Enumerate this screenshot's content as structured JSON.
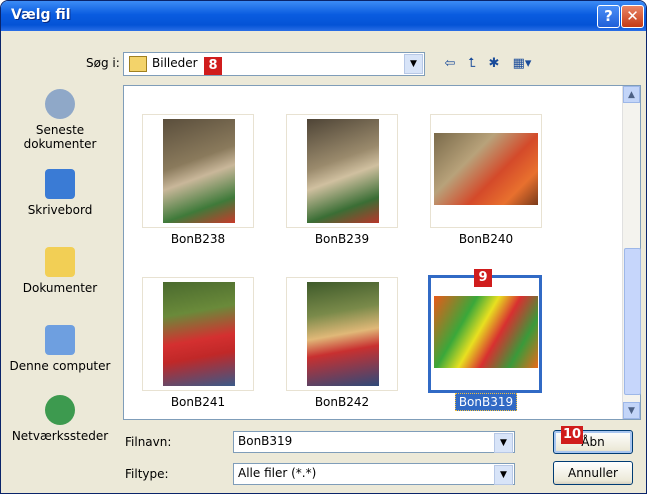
{
  "window": {
    "title": "Vælg fil",
    "help_glyph": "?",
    "close_glyph": "✕"
  },
  "toolbar": {
    "lookin_label": "Søg i:",
    "lookin_value": "Billeder",
    "lookin_badge": "8",
    "back_glyph": "⇦",
    "up_glyph": "⮤",
    "newfolder_glyph": "✱",
    "views_glyph": "▦▾",
    "dropdown_glyph": "▼"
  },
  "places": [
    {
      "label": "Seneste dokumenter",
      "icon": "recent-documents-icon"
    },
    {
      "label": "Skrivebord",
      "icon": "desktop-icon"
    },
    {
      "label": "Dokumenter",
      "icon": "my-documents-icon"
    },
    {
      "label": "Denne computer",
      "icon": "my-computer-icon"
    },
    {
      "label": "Netværkssteder",
      "icon": "network-places-icon"
    }
  ],
  "files": [
    {
      "name": "BonB238",
      "orientation": "portrait"
    },
    {
      "name": "BonB239",
      "orientation": "portrait"
    },
    {
      "name": "BonB240",
      "orientation": "landscape"
    },
    {
      "name": "BonB241",
      "orientation": "portrait"
    },
    {
      "name": "BonB242",
      "orientation": "portrait"
    },
    {
      "name": "BonB319",
      "orientation": "landscape",
      "selected": true,
      "badge": "9"
    }
  ],
  "scrollbar": {
    "up_glyph": "▲",
    "down_glyph": "▼"
  },
  "filename": {
    "label": "Filnavn:",
    "value": "BonB319"
  },
  "filetype": {
    "label": "Filtype:",
    "value": "Alle filer (*.*)"
  },
  "buttons": {
    "open": "Åbn",
    "open_badge": "10",
    "cancel": "Annuller"
  }
}
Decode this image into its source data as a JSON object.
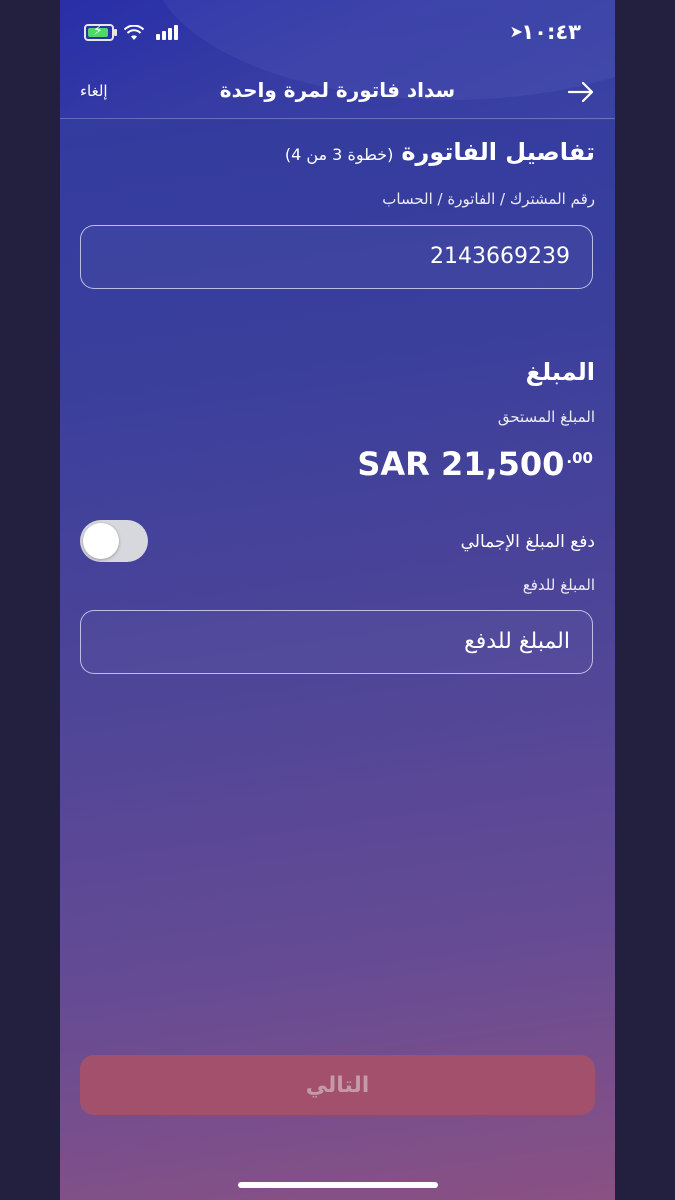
{
  "status_bar": {
    "time": "١٠:٤٣",
    "location_icon": "location-arrow-icon",
    "wifi_icon": "wifi-icon",
    "signal_icon": "signal-icon",
    "battery_icon": "battery-charging-icon"
  },
  "header": {
    "cancel_label": "إلغاء",
    "title": "سداد فاتورة لمرة واحدة",
    "back_icon": "arrow-right-icon"
  },
  "bill_details": {
    "title": "تفاصيل الفاتورة",
    "step_note": "(خطوة 3 من 4)",
    "account_label": "رقم المشترك / الفاتورة / الحساب",
    "account_value": "2143669239"
  },
  "amount_section": {
    "title": "المبلغ",
    "due_label": "المبلغ المستحق",
    "due_amount": "SAR 21,500",
    "due_decimals": ".00",
    "pay_total_label": "دفع المبلغ الإجمالي",
    "pay_total_toggle_on": false,
    "pay_amount_label": "المبلغ للدفع",
    "pay_amount_placeholder": "المبلغ للدفع"
  },
  "footer": {
    "next_label": "التالي"
  },
  "colors": {
    "next_button_disabled": "#a3506d",
    "toggle_off": "#d7d7de"
  }
}
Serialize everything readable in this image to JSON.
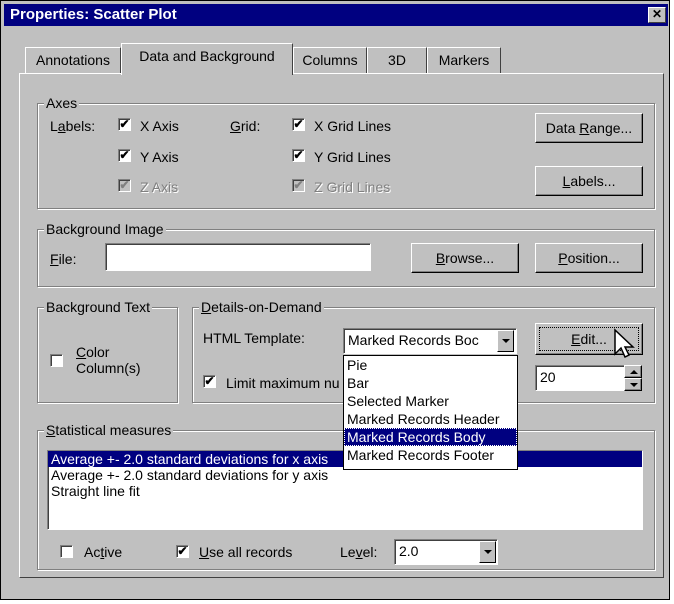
{
  "window": {
    "title": "Properties: Scatter Plot",
    "close_glyph": "✕"
  },
  "tabs": [
    {
      "label": "Annotations"
    },
    {
      "label": "Data and Background"
    },
    {
      "label": "Columns"
    },
    {
      "label": "3D"
    },
    {
      "label": "Markers"
    }
  ],
  "active_tab": "Data and Background",
  "axes": {
    "legend": "Axes",
    "labels_title": "Labels:",
    "grid_title": "Grid:",
    "labels": [
      {
        "text": "X Axis",
        "checked": true,
        "enabled": true
      },
      {
        "text": "Y Axis",
        "checked": true,
        "enabled": true
      },
      {
        "text": "Z Axis",
        "checked": true,
        "enabled": false
      }
    ],
    "grid": [
      {
        "text": "X Grid Lines",
        "checked": true,
        "enabled": true
      },
      {
        "text": "Y Grid Lines",
        "checked": true,
        "enabled": true
      },
      {
        "text": "Z Grid Lines",
        "checked": true,
        "enabled": false
      }
    ],
    "data_range_button": "Data Range...",
    "labels_button": "Labels..."
  },
  "background_image": {
    "legend": "Background Image",
    "file_label": "File:",
    "file_value": "",
    "browse_button": "Browse...",
    "position_button": "Position..."
  },
  "background_text": {
    "legend": "Background Text",
    "color_columns_line1": "Color",
    "color_columns_line2": "Column(s)",
    "color_columns_checked": false
  },
  "details_on_demand": {
    "legend": "Details-on-Demand",
    "template_label": "HTML Template:",
    "template_value": "Marked Records Boc",
    "edit_button": "Edit...",
    "limit_label": "Limit maximum nu",
    "limit_checked": true,
    "limit_value": "20",
    "template_options": [
      "Pie",
      "Bar",
      "Selected Marker",
      "Marked Records Header",
      "Marked Records Body",
      "Marked Records Footer"
    ],
    "selected_option": "Marked Records Body"
  },
  "statistical_measures": {
    "legend": "Statistical measures",
    "items": [
      "Average +- 2.0 standard deviations for x axis",
      "Average +- 2.0 standard deviations for y axis",
      "Straight line fit"
    ],
    "selected_index": 0,
    "active_label": "Active",
    "active_checked": false,
    "use_all_label": "Use all records",
    "use_all_checked": true,
    "level_label": "Level:",
    "level_value": "2.0"
  }
}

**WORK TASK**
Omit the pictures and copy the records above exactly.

**WRITTEN SOLUTION**
Enumerate this screenshot's content as structured JSON.
{
  "window": {
    "title": "Vælg fil",
    "help_glyph": "?",
    "close_glyph": "✕"
  },
  "toolbar": {
    "lookin_label": "Søg i:",
    "lookin_value": "Billeder",
    "lookin_badge": "8",
    "back_glyph": "⇦",
    "up_glyph": "⮤",
    "newfolder_glyph": "✱",
    "views_glyph": "▦▾",
    "dropdown_glyph": "▼"
  },
  "places": [
    {
      "label": "Seneste dokumenter",
      "icon": "recent-documents-icon"
    },
    {
      "label": "Skrivebord",
      "icon": "desktop-icon"
    },
    {
      "label": "Dokumenter",
      "icon": "my-documents-icon"
    },
    {
      "label": "Denne computer",
      "icon": "my-computer-icon"
    },
    {
      "label": "Netværkssteder",
      "icon": "network-places-icon"
    }
  ],
  "files": [
    {
      "name": "BonB238",
      "orientation": "portrait"
    },
    {
      "name": "BonB239",
      "orientation": "portrait"
    },
    {
      "name": "BonB240",
      "orientation": "landscape"
    },
    {
      "name": "BonB241",
      "orientation": "portrait"
    },
    {
      "name": "BonB242",
      "orientation": "portrait"
    },
    {
      "name": "BonB319",
      "orientation": "landscape",
      "selected": true,
      "badge": "9"
    }
  ],
  "scrollbar": {
    "up_glyph": "▲",
    "down_glyph": "▼"
  },
  "filename": {
    "label": "Filnavn:",
    "value": "BonB319"
  },
  "filetype": {
    "label": "Filtype:",
    "value": "Alle filer (*.*)"
  },
  "buttons": {
    "open": "Åbn",
    "open_badge": "10",
    "cancel": "Annuller"
  }
}
Decode this image into its source data as a JSON object.
{
  "status_bar": {
    "time": "١٠:٤٣",
    "location_icon": "location-arrow-icon",
    "wifi_icon": "wifi-icon",
    "signal_icon": "signal-icon",
    "battery_icon": "battery-charging-icon"
  },
  "header": {
    "cancel_label": "إلغاء",
    "title": "سداد فاتورة لمرة واحدة",
    "back_icon": "arrow-right-icon"
  },
  "bill_details": {
    "title": "تفاصيل الفاتورة",
    "step_note": "(خطوة 3 من 4)",
    "account_label": "رقم المشترك / الفاتورة / الحساب",
    "account_value": "2143669239"
  },
  "amount_section": {
    "title": "المبلغ",
    "due_label": "المبلغ المستحق",
    "due_amount": "SAR 21,500",
    "due_decimals": ".00",
    "pay_total_label": "دفع المبلغ الإجمالي",
    "pay_total_toggle_on": false,
    "pay_amount_label": "المبلغ للدفع",
    "pay_amount_placeholder": "المبلغ للدفع"
  },
  "footer": {
    "next_label": "التالي"
  },
  "colors": {
    "next_button_disabled": "#a3506d",
    "toggle_off": "#d7d7de"
  }
}
Serialize everything readable in this image to JSON.
{
  "window": {
    "title": "Properties: Scatter Plot",
    "close_glyph": "✕"
  },
  "tabs": [
    {
      "label": "Annotations"
    },
    {
      "label": "Data and Background"
    },
    {
      "label": "Columns"
    },
    {
      "label": "3D"
    },
    {
      "label": "Markers"
    }
  ],
  "active_tab": "Data and Background",
  "axes": {
    "legend": "Axes",
    "labels_title": "Labels:",
    "grid_title": "Grid:",
    "labels": [
      {
        "text": "X Axis",
        "checked": true,
        "enabled": true
      },
      {
        "text": "Y Axis",
        "checked": true,
        "enabled": true
      },
      {
        "text": "Z Axis",
        "checked": true,
        "enabled": false
      }
    ],
    "grid": [
      {
        "text": "X Grid Lines",
        "checked": true,
        "enabled": true
      },
      {
        "text": "Y Grid Lines",
        "checked": true,
        "enabled": true
      },
      {
        "text": "Z Grid Lines",
        "checked": true,
        "enabled": false
      }
    ],
    "data_range_button": "Data Range...",
    "labels_button": "Labels..."
  },
  "background_image": {
    "legend": "Background Image",
    "file_label": "File:",
    "file_value": "",
    "browse_button": "Browse...",
    "position_button": "Position..."
  },
  "background_text": {
    "legend": "Background Text",
    "color_columns_line1": "Color",
    "color_columns_line2": "Column(s)",
    "color_columns_checked": false
  },
  "details_on_demand": {
    "legend": "Details-on-Demand",
    "template_label": "HTML Template:",
    "template_value": "Marked Records Boc",
    "edit_button": "Edit...",
    "limit_label": "Limit maximum nu",
    "limit_checked": true,
    "limit_value": "20",
    "template_options": [
      "Pie",
      "Bar",
      "Selected Marker",
      "Marked Records Header",
      "Marked Records Body",
      "Marked Records Footer"
    ],
    "selected_option": "Marked Records Body"
  },
  "statistical_measures": {
    "legend": "Statistical measures",
    "items": [
      "Average +- 2.0 standard deviations for x axis",
      "Average +- 2.0 standard deviations for y axis",
      "Straight line fit"
    ],
    "selected_index": 0,
    "active_label": "Active",
    "active_checked": false,
    "use_all_label": "Use all records",
    "use_all_checked": true,
    "level_label": "Level:",
    "level_value": "2.0"
  }
}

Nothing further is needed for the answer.